• DIRECTIONS:
Pull each line with the string "content" from the entries.

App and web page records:
▼

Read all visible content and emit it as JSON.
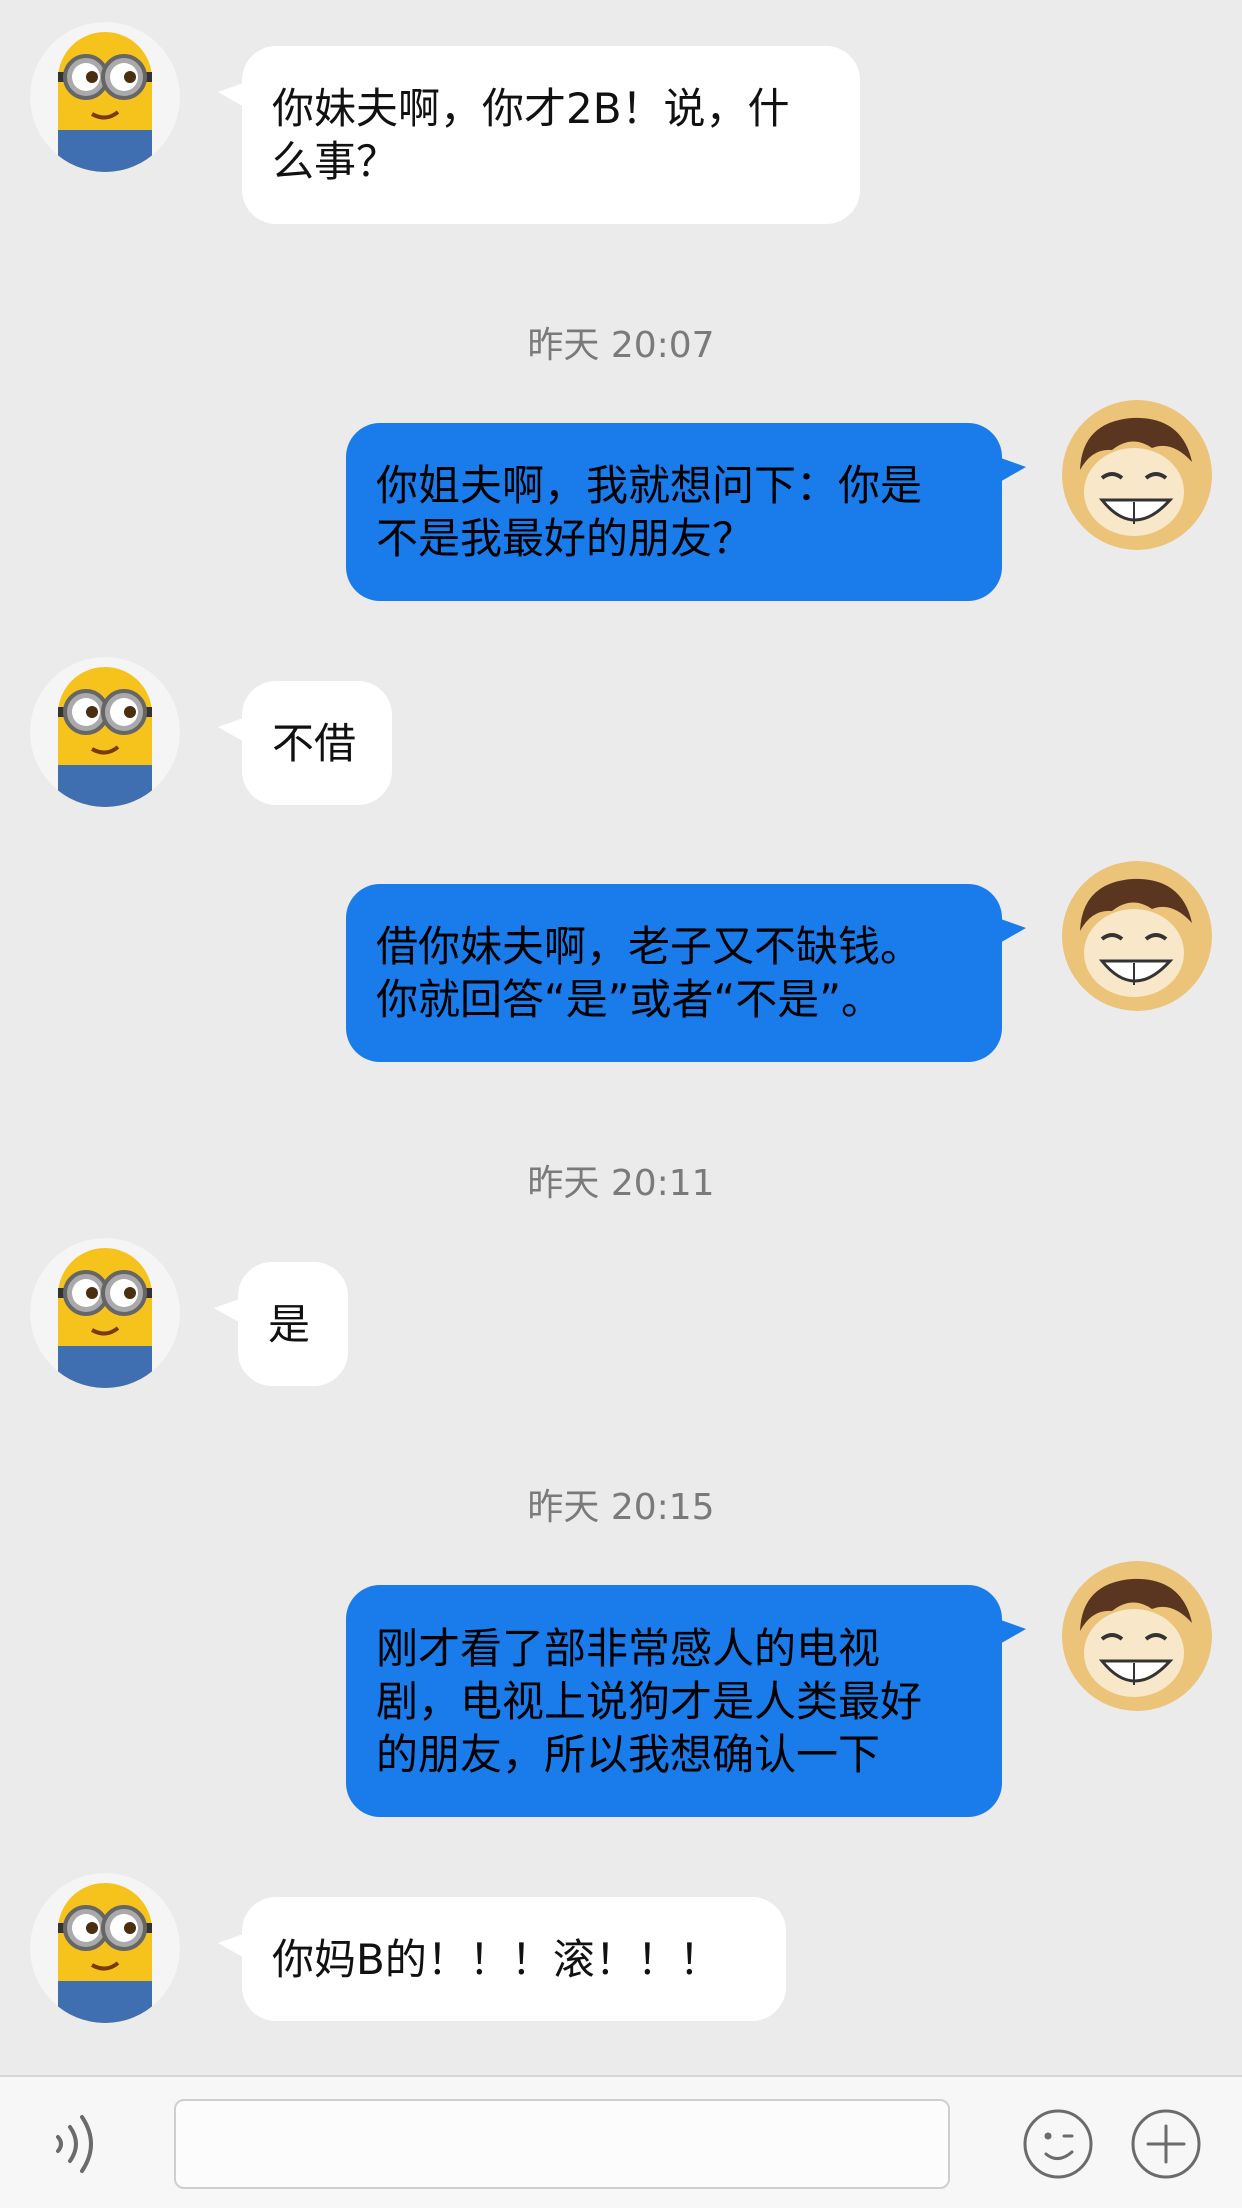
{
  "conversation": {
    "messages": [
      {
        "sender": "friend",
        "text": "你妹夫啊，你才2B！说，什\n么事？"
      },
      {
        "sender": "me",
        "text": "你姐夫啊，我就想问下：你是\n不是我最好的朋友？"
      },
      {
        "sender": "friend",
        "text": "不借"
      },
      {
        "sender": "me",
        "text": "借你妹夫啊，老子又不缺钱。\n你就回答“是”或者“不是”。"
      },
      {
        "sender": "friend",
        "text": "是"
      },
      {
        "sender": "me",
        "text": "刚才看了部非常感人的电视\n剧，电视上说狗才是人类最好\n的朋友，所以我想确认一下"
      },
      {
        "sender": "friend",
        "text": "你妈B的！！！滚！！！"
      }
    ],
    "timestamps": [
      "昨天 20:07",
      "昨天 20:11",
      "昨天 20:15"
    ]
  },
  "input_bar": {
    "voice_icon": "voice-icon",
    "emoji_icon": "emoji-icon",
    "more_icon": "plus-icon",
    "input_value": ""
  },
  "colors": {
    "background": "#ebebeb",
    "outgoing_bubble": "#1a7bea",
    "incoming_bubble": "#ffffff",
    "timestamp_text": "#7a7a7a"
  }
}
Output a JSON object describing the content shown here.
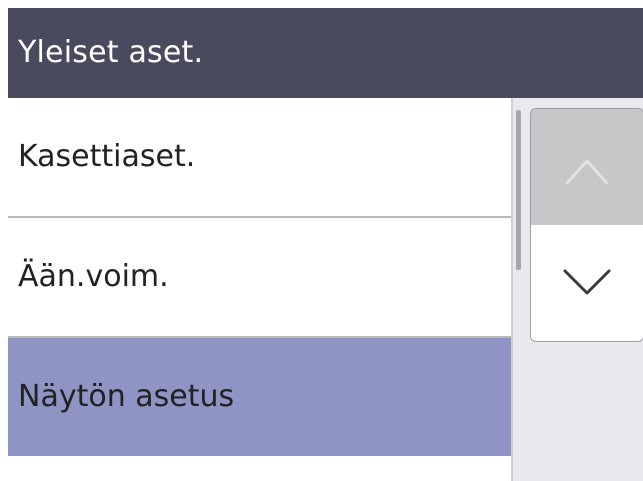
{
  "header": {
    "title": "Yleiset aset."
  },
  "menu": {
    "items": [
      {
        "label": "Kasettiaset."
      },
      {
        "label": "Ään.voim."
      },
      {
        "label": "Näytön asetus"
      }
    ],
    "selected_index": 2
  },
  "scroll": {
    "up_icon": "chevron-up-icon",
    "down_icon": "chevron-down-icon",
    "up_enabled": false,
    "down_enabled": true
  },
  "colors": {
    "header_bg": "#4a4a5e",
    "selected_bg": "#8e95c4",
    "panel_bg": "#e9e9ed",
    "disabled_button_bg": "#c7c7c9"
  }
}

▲
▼

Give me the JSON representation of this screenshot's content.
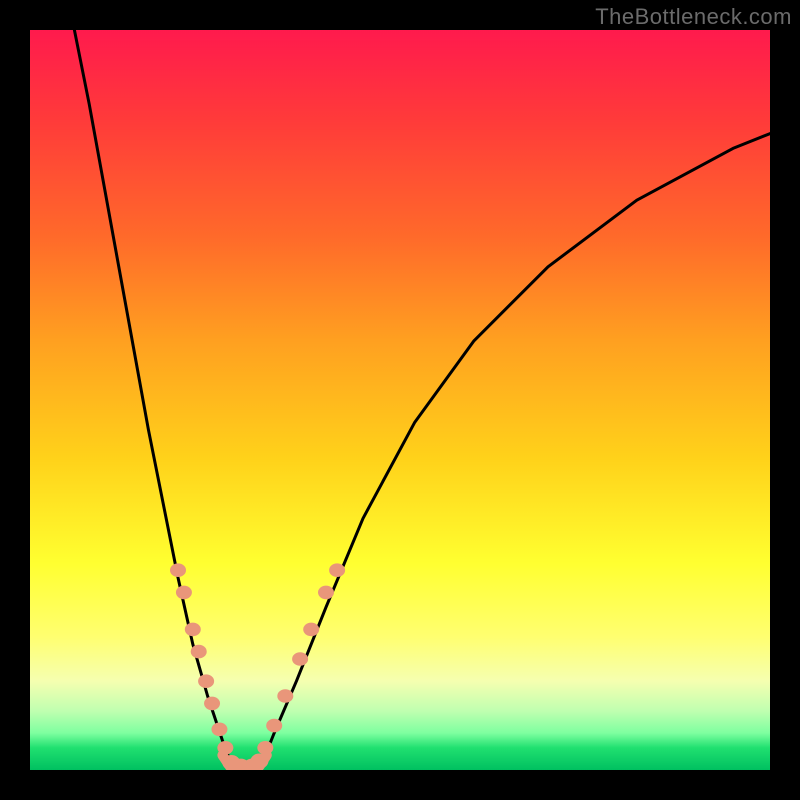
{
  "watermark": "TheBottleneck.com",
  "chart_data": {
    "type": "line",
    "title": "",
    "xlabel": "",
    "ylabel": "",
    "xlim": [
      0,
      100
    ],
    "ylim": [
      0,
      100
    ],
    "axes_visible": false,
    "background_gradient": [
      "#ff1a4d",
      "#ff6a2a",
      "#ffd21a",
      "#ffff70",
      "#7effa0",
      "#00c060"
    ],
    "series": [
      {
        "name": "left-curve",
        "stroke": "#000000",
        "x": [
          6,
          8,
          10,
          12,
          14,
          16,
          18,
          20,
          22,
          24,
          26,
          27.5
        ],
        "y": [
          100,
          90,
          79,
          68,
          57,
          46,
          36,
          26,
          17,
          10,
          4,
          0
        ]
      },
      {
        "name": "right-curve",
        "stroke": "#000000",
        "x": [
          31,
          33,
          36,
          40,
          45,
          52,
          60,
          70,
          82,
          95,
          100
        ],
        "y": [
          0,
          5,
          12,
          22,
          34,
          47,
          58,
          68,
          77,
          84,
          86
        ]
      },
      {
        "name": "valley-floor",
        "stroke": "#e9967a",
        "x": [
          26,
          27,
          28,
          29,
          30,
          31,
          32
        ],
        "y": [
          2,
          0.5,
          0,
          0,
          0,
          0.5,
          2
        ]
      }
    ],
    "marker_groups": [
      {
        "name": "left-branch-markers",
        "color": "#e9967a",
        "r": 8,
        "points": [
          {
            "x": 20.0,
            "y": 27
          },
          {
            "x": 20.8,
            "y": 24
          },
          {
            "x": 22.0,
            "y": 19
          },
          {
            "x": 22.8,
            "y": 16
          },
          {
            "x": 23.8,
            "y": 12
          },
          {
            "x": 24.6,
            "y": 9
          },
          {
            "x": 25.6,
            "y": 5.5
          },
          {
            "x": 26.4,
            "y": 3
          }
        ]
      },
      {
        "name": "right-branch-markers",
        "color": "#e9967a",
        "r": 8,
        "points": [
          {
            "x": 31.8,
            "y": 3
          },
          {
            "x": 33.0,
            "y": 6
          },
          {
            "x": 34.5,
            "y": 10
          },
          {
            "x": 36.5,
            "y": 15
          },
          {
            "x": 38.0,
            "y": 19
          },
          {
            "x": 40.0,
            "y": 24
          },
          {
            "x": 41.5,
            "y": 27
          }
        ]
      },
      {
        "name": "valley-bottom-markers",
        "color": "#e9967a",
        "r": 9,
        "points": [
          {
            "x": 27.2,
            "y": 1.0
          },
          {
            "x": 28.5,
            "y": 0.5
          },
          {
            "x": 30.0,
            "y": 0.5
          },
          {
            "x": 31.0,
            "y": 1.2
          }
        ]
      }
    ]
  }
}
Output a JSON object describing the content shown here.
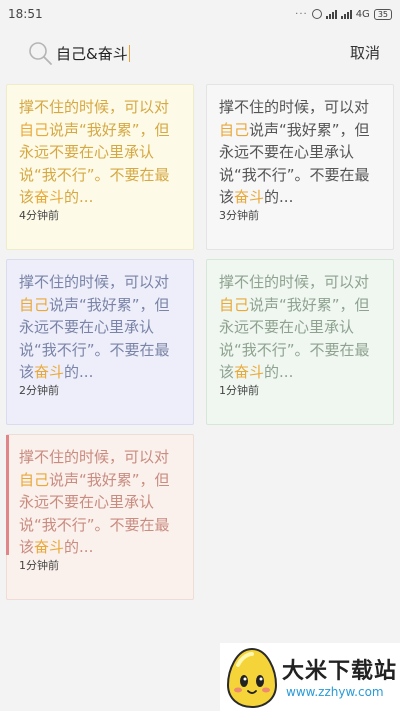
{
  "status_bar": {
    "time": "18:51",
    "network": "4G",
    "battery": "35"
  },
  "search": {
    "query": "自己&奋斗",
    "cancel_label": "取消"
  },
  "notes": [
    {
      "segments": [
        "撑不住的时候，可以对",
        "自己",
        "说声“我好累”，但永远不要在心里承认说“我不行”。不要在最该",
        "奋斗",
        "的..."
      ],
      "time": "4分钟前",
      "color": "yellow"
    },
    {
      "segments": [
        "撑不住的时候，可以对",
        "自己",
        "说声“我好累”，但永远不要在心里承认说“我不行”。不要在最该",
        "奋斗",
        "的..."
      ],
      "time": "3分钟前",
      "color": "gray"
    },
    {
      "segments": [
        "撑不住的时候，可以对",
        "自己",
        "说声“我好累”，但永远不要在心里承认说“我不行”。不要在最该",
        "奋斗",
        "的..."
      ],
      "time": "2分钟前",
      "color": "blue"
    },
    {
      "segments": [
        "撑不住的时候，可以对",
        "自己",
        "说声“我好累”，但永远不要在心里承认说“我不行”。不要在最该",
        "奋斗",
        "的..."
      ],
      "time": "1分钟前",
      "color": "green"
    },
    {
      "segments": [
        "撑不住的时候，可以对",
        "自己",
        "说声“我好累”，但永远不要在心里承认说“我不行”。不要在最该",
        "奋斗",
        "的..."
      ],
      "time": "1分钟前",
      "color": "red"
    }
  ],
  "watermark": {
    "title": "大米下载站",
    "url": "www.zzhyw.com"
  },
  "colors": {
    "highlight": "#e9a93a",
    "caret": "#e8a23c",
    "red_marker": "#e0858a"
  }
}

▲
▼

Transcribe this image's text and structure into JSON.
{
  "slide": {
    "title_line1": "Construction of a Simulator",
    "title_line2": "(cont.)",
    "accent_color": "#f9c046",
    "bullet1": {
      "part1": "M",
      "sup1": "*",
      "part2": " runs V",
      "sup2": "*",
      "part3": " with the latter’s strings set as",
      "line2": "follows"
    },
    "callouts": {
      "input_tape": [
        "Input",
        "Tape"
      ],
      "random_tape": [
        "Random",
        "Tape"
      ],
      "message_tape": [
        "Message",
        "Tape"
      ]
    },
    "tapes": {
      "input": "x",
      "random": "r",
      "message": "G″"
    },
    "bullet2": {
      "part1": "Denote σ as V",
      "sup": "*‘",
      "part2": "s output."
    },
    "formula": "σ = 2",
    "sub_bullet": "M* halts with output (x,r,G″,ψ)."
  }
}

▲

• COMPLETED TASK:
Read all visible content and emit it as JSON.
Output a JSON object describing the content shown here.
Give me the JSON representation of this screenshot's content.
Output a JSON object describing the content shown here.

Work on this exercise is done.